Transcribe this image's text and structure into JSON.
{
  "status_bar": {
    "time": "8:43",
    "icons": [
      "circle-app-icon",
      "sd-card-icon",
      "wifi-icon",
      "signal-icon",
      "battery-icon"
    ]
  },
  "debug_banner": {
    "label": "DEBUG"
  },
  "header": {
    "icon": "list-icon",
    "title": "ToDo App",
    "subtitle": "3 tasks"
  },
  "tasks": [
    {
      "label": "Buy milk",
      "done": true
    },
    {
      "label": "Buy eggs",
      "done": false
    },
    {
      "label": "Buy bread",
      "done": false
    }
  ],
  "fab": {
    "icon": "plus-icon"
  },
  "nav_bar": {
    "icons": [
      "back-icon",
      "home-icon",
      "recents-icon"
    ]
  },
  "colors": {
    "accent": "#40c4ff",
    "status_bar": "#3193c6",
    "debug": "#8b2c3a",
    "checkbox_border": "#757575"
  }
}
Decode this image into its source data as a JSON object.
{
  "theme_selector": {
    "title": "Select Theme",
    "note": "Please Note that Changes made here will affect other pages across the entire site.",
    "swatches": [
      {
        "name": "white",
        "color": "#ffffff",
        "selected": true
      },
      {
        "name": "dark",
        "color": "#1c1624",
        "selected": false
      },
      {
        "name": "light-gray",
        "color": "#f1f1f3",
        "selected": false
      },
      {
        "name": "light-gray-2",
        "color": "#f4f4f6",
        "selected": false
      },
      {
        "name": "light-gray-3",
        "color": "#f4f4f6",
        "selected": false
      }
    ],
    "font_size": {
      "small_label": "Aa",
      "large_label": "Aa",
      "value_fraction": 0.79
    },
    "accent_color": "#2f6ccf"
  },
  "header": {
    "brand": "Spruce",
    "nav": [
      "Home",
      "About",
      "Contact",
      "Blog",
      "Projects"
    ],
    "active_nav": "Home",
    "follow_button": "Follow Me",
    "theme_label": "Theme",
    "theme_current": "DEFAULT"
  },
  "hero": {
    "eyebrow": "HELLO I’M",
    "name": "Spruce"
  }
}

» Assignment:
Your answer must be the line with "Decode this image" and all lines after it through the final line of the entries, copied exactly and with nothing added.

» Solution for this problem:
Decode this image into its source data as a JSON object.
{
  "theme_selector": {
    "title": "Select Theme",
    "note": "Please Note that Changes made here will affect other pages across the entire site.",
    "swatches": [
      {
        "name": "white",
        "color": "#ffffff",
        "selected": true
      },
      {
        "name": "dark",
        "color": "#1c1624",
        "selected": false
      },
      {
        "name": "light-gray",
        "color": "#f1f1f3",
        "selected": false
      },
      {
        "name": "light-gray-2",
        "color": "#f4f4f6",
        "selected": false
      },
      {
        "name": "light-gray-3",
        "color": "#f4f4f6",
        "selected": false
      }
    ],
    "font_size": {
      "small_label": "Aa",
      "large_label": "Aa",
      "value_fraction": 0.79
    },
    "accent_color": "#2f6ccf"
  },
  "header": {
    "brand": "Spruce",
    "nav": [
      "Home",
      "About",
      "Contact",
      "Blog",
      "Projects"
    ],
    "active_nav": "Home",
    "follow_button": "Follow Me",
    "theme_label": "Theme",
    "theme_current": "DEFAULT"
  },
  "hero": {
    "eyebrow": "HELLO I’M",
    "name": "Spruce"
  }
}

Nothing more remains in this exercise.